*Exhale*… After a long 8 months, I finally had my RSX back – full identity change into a JDM Honda Type-R DC5 build.
Written by Ravi Dolwani, Owner of CSFRace
With most car builds, especially ones that involve engine overhaul work, it always takes longer than anticipated… This wasn’t my first rodeo with a big build so I knew it would take longer than the “6 to 8 weeks” that was estimated to me when I first dropped off the car off to MotoIQ 😂. But after 8 months, the holidays, three industry trade shows, some last minute tweaking, and a trip overseas… I was just so damn happy to finally have my car back after returning from Tokyo Auto Salon. Being back in my hands, it was time for me to soak it all in – Now packing 300 horsepower to the wheels, not only did the car look different, it definitely drove different.
The way the internet works these days – it’s all about the pictures of the car and the numbers attached to it. What’s the horsepower rating, what’s its 0 to 60, what’s its quarter-mile time, what are the offsets of your wheels, and so on. Everything is a picture or a stat online. There is a perfect reason why our industry is like this now, because you can’t tell how a car drives from a picture on social media. 😉
The breakdown of my initial driving impression:
A Tuesday night, right after the car was done with final tuning at Church Automotive, Martin from MotoIQ personally delivered the car to my house – so it was pretty much warmed up. Jumping into the driver’s seat and turning the key, the whole car just started to rumble and…
- 1st thing that popped in my mind after cranking the engine over… “Damn” – that was the only thing that I could think at the time. The car was loud, and this was with the custom 3-inch valved exhaust by Eimer Engineering closed.
- 2nd: So I put it into first gear and immediately looked down at the shifter. That K-Tuned Billet Shifter hiding behind the shift boot immediately hit different – it was notchy and it was precise. I was digging it so far.
- 3rd: Putting the car into gear, with the new McLeod Street Elite Clutch and Pressure Plate, I definitely over-revved it. One, I didn’t want to stall right out of the gate and, two, that engine sound – gotta hear it!
- 4th: I’m in first gear and needing to do a u-turn at the end of my street. Upon entering the turn, I hear a rub… I thought, that’s gonna have to be fixed but, at this point, I just wanted to get it out on the road.
- 5th: So here I am, driving it calmly on PCH before the street lights fade away, and the road opens up – I immediately smash the gas and run the engine up to 8k RPM (pretty much drove the car like I stole it). First I drove the car with the exhaust valve closed, and when the VTEC hit, the car just bogged down.

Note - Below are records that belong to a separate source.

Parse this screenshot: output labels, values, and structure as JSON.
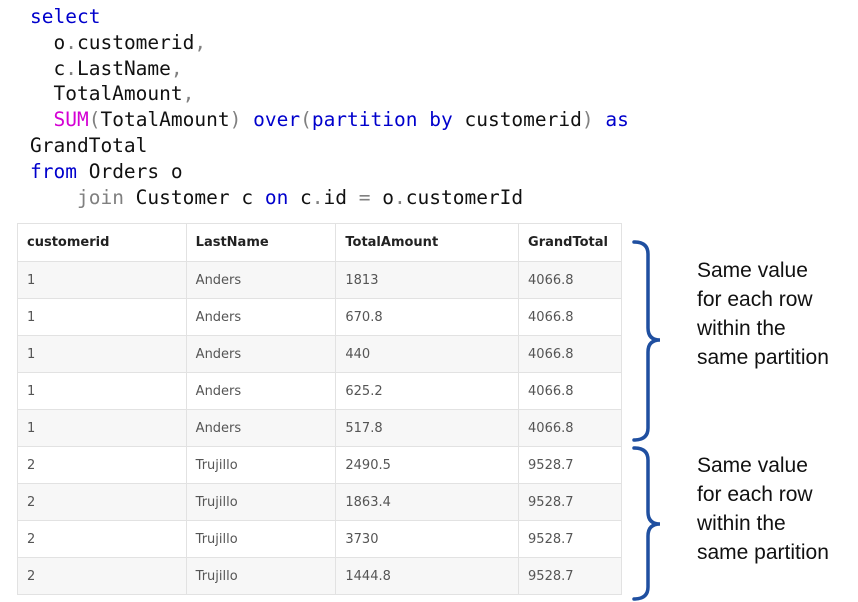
{
  "code": {
    "lines": [
      [
        {
          "t": "select",
          "c": "kw"
        }
      ],
      [
        {
          "t": "  o"
        },
        {
          "t": ".",
          "c": "op"
        },
        {
          "t": "customerid"
        },
        {
          "t": ",",
          "c": "op"
        }
      ],
      [
        {
          "t": "  c"
        },
        {
          "t": ".",
          "c": "op"
        },
        {
          "t": "LastName"
        },
        {
          "t": ",",
          "c": "op"
        }
      ],
      [
        {
          "t": "  TotalAmount"
        },
        {
          "t": ",",
          "c": "op"
        }
      ],
      [
        {
          "t": "  "
        },
        {
          "t": "SUM",
          "c": "fn"
        },
        {
          "t": "(",
          "c": "op"
        },
        {
          "t": "TotalAmount"
        },
        {
          "t": ")",
          "c": "op"
        },
        {
          "t": " "
        },
        {
          "t": "over",
          "c": "kw"
        },
        {
          "t": "(",
          "c": "op"
        },
        {
          "t": "partition",
          "c": "kw"
        },
        {
          "t": " "
        },
        {
          "t": "by",
          "c": "kw"
        },
        {
          "t": " customerid"
        },
        {
          "t": ")",
          "c": "op"
        },
        {
          "t": " "
        },
        {
          "t": "as",
          "c": "kw"
        }
      ],
      [
        {
          "t": "GrandTotal"
        }
      ],
      [
        {
          "t": "from",
          "c": "kw"
        },
        {
          "t": " Orders o"
        }
      ],
      [
        {
          "t": "    "
        },
        {
          "t": "join",
          "c": "op"
        },
        {
          "t": " Customer c "
        },
        {
          "t": "on",
          "c": "kw"
        },
        {
          "t": " c"
        },
        {
          "t": ".",
          "c": "op"
        },
        {
          "t": "id "
        },
        {
          "t": "=",
          "c": "op"
        },
        {
          "t": " o"
        },
        {
          "t": ".",
          "c": "op"
        },
        {
          "t": "customerId"
        }
      ]
    ]
  },
  "table": {
    "columns": [
      "customerid",
      "LastName",
      "TotalAmount",
      "GrandTotal"
    ],
    "rows": [
      [
        "1",
        "Anders",
        "1813",
        "4066.8"
      ],
      [
        "1",
        "Anders",
        "670.8",
        "4066.8"
      ],
      [
        "1",
        "Anders",
        "440",
        "4066.8"
      ],
      [
        "1",
        "Anders",
        "625.2",
        "4066.8"
      ],
      [
        "1",
        "Anders",
        "517.8",
        "4066.8"
      ],
      [
        "2",
        "Trujillo",
        "2490.5",
        "9528.7"
      ],
      [
        "2",
        "Trujillo",
        "1863.4",
        "9528.7"
      ],
      [
        "2",
        "Trujillo",
        "3730",
        "9528.7"
      ],
      [
        "2",
        "Trujillo",
        "1444.8",
        "9528.7"
      ]
    ]
  },
  "annotations": [
    {
      "lines": [
        "Same value",
        "for each row",
        "within the",
        "same partition"
      ]
    },
    {
      "lines": [
        "Same value",
        "for each row",
        "within the",
        "same partition"
      ]
    }
  ],
  "colors": {
    "keyword": "#0000cc",
    "function": "#d400d4",
    "brace": "#1f4fa0"
  }
}
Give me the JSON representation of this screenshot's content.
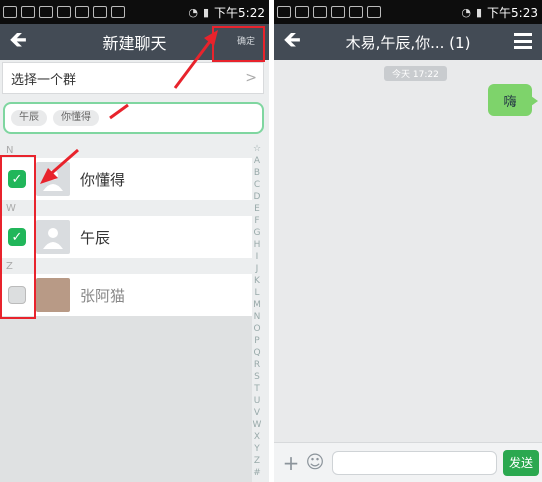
{
  "left": {
    "status": {
      "time": "下午5:22"
    },
    "title": "新建聊天",
    "confirm_label": "确定",
    "select_group": "选择一个群",
    "chips": [
      "午辰",
      "你懂得"
    ],
    "sections": [
      {
        "letter": "N",
        "contacts": [
          {
            "name": "你懂得",
            "checked": true
          }
        ]
      },
      {
        "letter": "W",
        "contacts": [
          {
            "name": "午辰",
            "checked": true
          }
        ]
      },
      {
        "letter": "Z",
        "contacts": [
          {
            "name": "张阿猫",
            "checked": false
          }
        ]
      }
    ],
    "index_letters": [
      "☆",
      "A",
      "B",
      "C",
      "D",
      "E",
      "F",
      "G",
      "H",
      "I",
      "J",
      "K",
      "L",
      "M",
      "N",
      "O",
      "P",
      "Q",
      "R",
      "S",
      "T",
      "U",
      "V",
      "W",
      "X",
      "Y",
      "Z",
      "#"
    ]
  },
  "right": {
    "status": {
      "time": "下午5:23"
    },
    "title": "木易,午辰,你... (1)",
    "msg_time": "今天 17:22",
    "bubble_text": "嗨",
    "input_placeholder": "",
    "send_label": "发送"
  },
  "colors": {
    "titlebar": "#434b55",
    "accent_green": "#21b65a",
    "bubble_green": "#7ed36b",
    "highlight_red": "#e8232c"
  }
}
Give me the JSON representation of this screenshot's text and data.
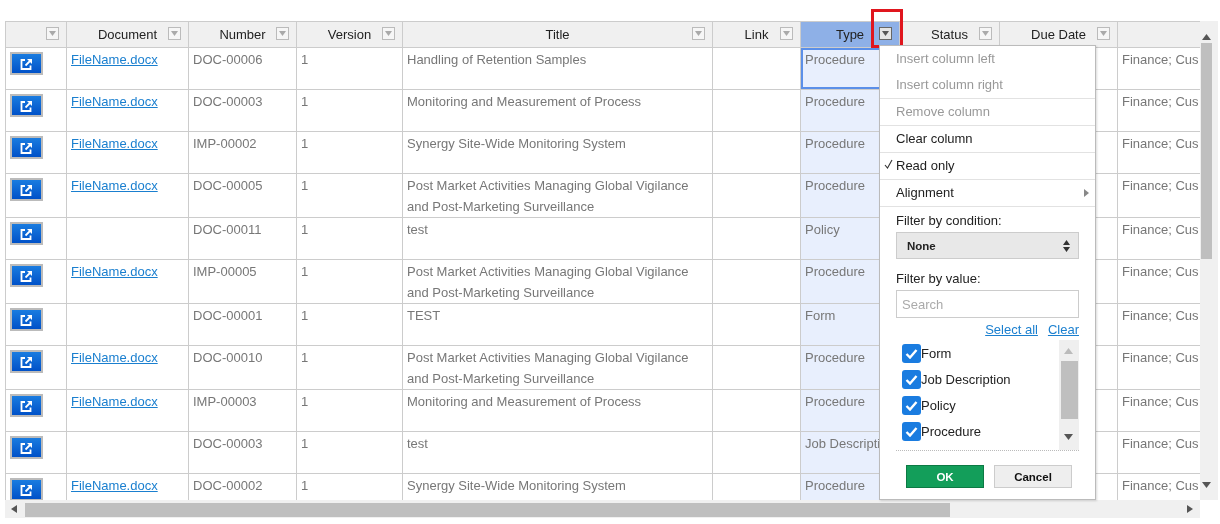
{
  "table": {
    "columns": [
      {
        "selected": false
      },
      {
        "label": "Document",
        "selected": false
      },
      {
        "label": "Number",
        "selected": false
      },
      {
        "label": "Version",
        "selected": false
      },
      {
        "label": "Title",
        "selected": false
      },
      {
        "label": "Link",
        "selected": false
      },
      {
        "label": "Type",
        "selected": true
      },
      {
        "label": "Status",
        "selected": false
      },
      {
        "label": "Due Date",
        "selected": false
      },
      {
        "selected": false
      }
    ],
    "rows": [
      {
        "document": "FileName.docx",
        "number": "DOC-00006",
        "version": "1",
        "title": "Handling of Retention Samples",
        "type": "Procedure",
        "type_focused": true,
        "column_10": "Finance; Cus"
      },
      {
        "document": "FileName.docx",
        "number": "DOC-00003",
        "version": "1",
        "title": "Monitoring and Measurement of Process",
        "type": "Procedure",
        "type_focused": false,
        "column_10": "Finance; Cus"
      },
      {
        "document": "FileName.docx",
        "number": "IMP-00002",
        "version": "1",
        "title": "Synergy Site-Wide Monitoring System",
        "type": "Procedure",
        "type_focused": false,
        "column_10": "Finance; Cus"
      },
      {
        "document": "FileName.docx",
        "number": "DOC-00005",
        "version": "1",
        "title": "Post Market Activities Managing Global Vigilance and Post-Marketing Surveillance",
        "type": "Procedure",
        "type_focused": false,
        "column_10": "Finance; Cus"
      },
      {
        "number": "DOC-00011",
        "version": "1",
        "title": "test",
        "type": "Policy",
        "type_focused": false,
        "column_10": "Finance; Cus"
      },
      {
        "document": "FileName.docx",
        "number": "IMP-00005",
        "version": "1",
        "title": "Post Market Activities Managing Global Vigilance and Post-Marketing Surveillance",
        "type": "Procedure",
        "type_focused": false,
        "column_10": "Finance; Cus"
      },
      {
        "number": "DOC-00001",
        "version": "1",
        "title": "TEST",
        "type": "Form",
        "type_focused": false,
        "column_10": "Finance; Cus"
      },
      {
        "document": "FileName.docx",
        "number": "DOC-00010",
        "version": "1",
        "title": "Post Market Activities Managing Global Vigilance and Post-Marketing Surveillance",
        "type": "Procedure",
        "type_focused": false,
        "column_10": "Finance; Cus"
      },
      {
        "document": "FileName.docx",
        "number": "IMP-00003",
        "version": "1",
        "title": "Monitoring and Measurement of Process",
        "type": "Procedure",
        "type_focused": false,
        "column_10": "Finance; Cus"
      },
      {
        "number": "DOC-00003",
        "version": "1",
        "title": "test",
        "type": "Job Descripti",
        "type_focused": false,
        "column_10": "Finance; Cus"
      },
      {
        "document": "FileName.docx",
        "number": "DOC-00002",
        "version": "1",
        "title": "Synergy Site-Wide Monitoring System",
        "type": "Procedure",
        "type_focused": false,
        "column_10": "Finance; Cus"
      }
    ]
  },
  "column_menu": {
    "items": [
      {
        "kind": "item",
        "label": "Insert column left",
        "disabled": true,
        "checked": false
      },
      {
        "kind": "item",
        "label": "Insert column right",
        "disabled": true,
        "checked": false
      },
      {
        "kind": "item",
        "label": "Remove column",
        "disabled": true,
        "checked": false
      },
      {
        "kind": "item",
        "label": "Clear column",
        "disabled": false,
        "checked": false
      },
      {
        "kind": "item",
        "label": "Read only",
        "disabled": false,
        "checked": true
      },
      {
        "kind": "submenu",
        "label": "Alignment",
        "disabled": false,
        "checked": false
      }
    ],
    "filter_by_condition": {
      "label": "Filter by condition:",
      "value": "None"
    },
    "filter_by_value": {
      "label": "Filter by value:",
      "placeholder": "Search",
      "select_all": "Select all",
      "clear": "Clear",
      "values": [
        {
          "label": "Form",
          "checked": true
        },
        {
          "label": "Job Description",
          "checked": true
        },
        {
          "label": "Policy",
          "checked": true
        },
        {
          "label": "Procedure",
          "checked": true
        }
      ]
    },
    "buttons": [
      {
        "kind": "primary",
        "label": "OK"
      },
      {
        "kind": "secondary",
        "label": "Cancel"
      }
    ]
  }
}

Martin had told me that the exhaust valve needed to be open for full power, but I had to experience what it was like for myself.
- 6th: So I get what “normal” every day driving will be like with the exhaust closed. Next step take it on the highway, open the exhaust, and let’s see how fast this car really goes. With a hit of the button on the exhaust remote, you can hear the frequency of the exhaust note go up a few octaves with a little bit of bass added into the mix. It’s slightly noticeable when cruising, but when I smashed the peddle into VTEC on the highway, the sound level went to 100 and the car took off. At that moment, I pretty much came to the conclusion that I now owned “the sport compact version of a Porsche GT3.” 🤯
* Biggest mistake I made about this first drive was asking my wife to come with me for a late night run down PCH (she’s not about that import life). She was definitely not impressed. I got the, “You spent all your money on a Honda?” 😂
The next day, I drove the car one hour, to work. The same one-hour drive in that I had the epiphany to build the car in the first place. Weaving through traffic (now way more enjoyable than before), I noticed a couple of things.
- 1: Way too much wheel hop. Being front-wheel drive with this much power, dicing through traffic and going over bumps, even with Mike Kojima’s special suspension secret sauce and the KW Suspension V2 Coilovers, something needed to be done about that.
- 2: A few rattles coming from the exhaust area.
- 3: A little too much rub when pounding the pavement. It’s my daily after all, and I put a lot of miles on the car everyday. I was planning on driving it rough, and I needed to make sure it was going to be dialed in if I was going to start putting some serious miles on it.
- 4: I still had my shitty, OEM 2005 CD player/radio in the car!
I knew what I had to do to take things to the next level – to make it an awesome daily driver and weekend track warrior + I had the Eibach Meet in mind…
Stay Tuned for Part 3